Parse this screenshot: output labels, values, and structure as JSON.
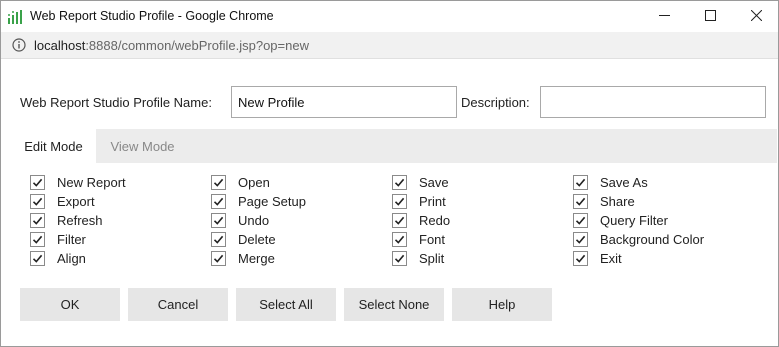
{
  "window": {
    "title": "Web Report Studio Profile - Google Chrome"
  },
  "address": {
    "host": "localhost",
    "rest": ":8888/common/webProfile.jsp?op=new"
  },
  "form": {
    "name_label": "Web Report Studio Profile Name:",
    "name_value": "New Profile",
    "desc_label": "Description:",
    "desc_value": ""
  },
  "tabs": [
    {
      "label": "Edit Mode",
      "active": true
    },
    {
      "label": "View Mode",
      "active": false
    }
  ],
  "options": [
    [
      {
        "label": "New Report",
        "checked": true
      },
      {
        "label": "Export",
        "checked": true
      },
      {
        "label": "Refresh",
        "checked": true
      },
      {
        "label": "Filter",
        "checked": true
      },
      {
        "label": "Align",
        "checked": true
      }
    ],
    [
      {
        "label": "Open",
        "checked": true
      },
      {
        "label": "Page Setup",
        "checked": true
      },
      {
        "label": "Undo",
        "checked": true
      },
      {
        "label": "Delete",
        "checked": true
      },
      {
        "label": "Merge",
        "checked": true
      }
    ],
    [
      {
        "label": "Save",
        "checked": true
      },
      {
        "label": "Print",
        "checked": true
      },
      {
        "label": "Redo",
        "checked": true
      },
      {
        "label": "Font",
        "checked": true
      },
      {
        "label": "Split",
        "checked": true
      }
    ],
    [
      {
        "label": "Save As",
        "checked": true
      },
      {
        "label": "Share",
        "checked": true
      },
      {
        "label": "Query Filter",
        "checked": true
      },
      {
        "label": "Background Color",
        "checked": true
      },
      {
        "label": "Exit",
        "checked": true
      }
    ]
  ],
  "buttons": {
    "ok": "OK",
    "cancel": "Cancel",
    "select_all": "Select All",
    "select_none": "Select None",
    "help": "Help"
  },
  "colors": {
    "app_icon": "#3aa24a",
    "button_bg": "#e6e6e6",
    "tabbar_bg": "#ececec"
  }
}
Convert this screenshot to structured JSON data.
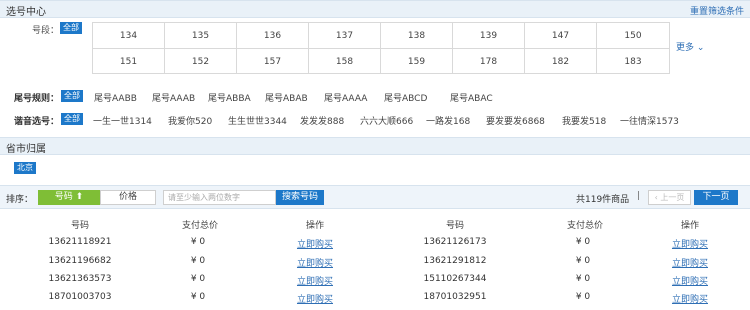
{
  "header": {
    "title": "选号中心",
    "reset": "重置筛选条件"
  },
  "segment": {
    "label": "号段：",
    "all": "全部",
    "numbers": [
      "134",
      "135",
      "136",
      "137",
      "138",
      "139",
      "147",
      "150",
      "151",
      "152",
      "157",
      "158",
      "159",
      "178",
      "182",
      "183"
    ],
    "more": "更多"
  },
  "tail_rule": {
    "label": "尾号规则：",
    "all": "全部",
    "options": [
      "尾号AABB",
      "尾号AAAB",
      "尾号ABBA",
      "尾号ABAB",
      "尾号AAAA",
      "尾号ABCD",
      "尾号ABAC"
    ]
  },
  "homophone": {
    "label": "谐音选号：",
    "all": "全部",
    "options": [
      "一生一世1314",
      "我爱你520",
      "生生世世3344",
      "发发发888",
      "六六大顺666",
      "一路发168",
      "要发要发6868",
      "我要发518",
      "一往情深1573"
    ]
  },
  "province": {
    "title": "省市归属",
    "selected": "北京"
  },
  "sort": {
    "label": "排序：",
    "by_number": "号码",
    "by_price": "价格",
    "search_placeholder": "请至少输入两位数字",
    "search_button": "搜索号码",
    "count": "共119件商品",
    "separator": "|",
    "prev": "上一页",
    "next": "下一页"
  },
  "table": {
    "headers": [
      "号码",
      "支付总价",
      "操作"
    ],
    "buy_label": "立即购买",
    "left": [
      {
        "number": "13621118921",
        "price": "¥ 0"
      },
      {
        "number": "13621196682",
        "price": "¥ 0"
      },
      {
        "number": "13621363573",
        "price": "¥ 0"
      },
      {
        "number": "18701003703",
        "price": "¥ 0"
      }
    ],
    "right": [
      {
        "number": "13621126173",
        "price": "¥ 0"
      },
      {
        "number": "13621291812",
        "price": "¥ 0"
      },
      {
        "number": "15110267344",
        "price": "¥ 0"
      },
      {
        "number": "18701032951",
        "price": "¥ 0"
      }
    ]
  }
}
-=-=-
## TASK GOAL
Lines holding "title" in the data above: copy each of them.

## ANSWER SECTION
    "title": "Web Report Studio Profile - Google Chrome"
    "title": "选号中心",
    "title": "省市归属",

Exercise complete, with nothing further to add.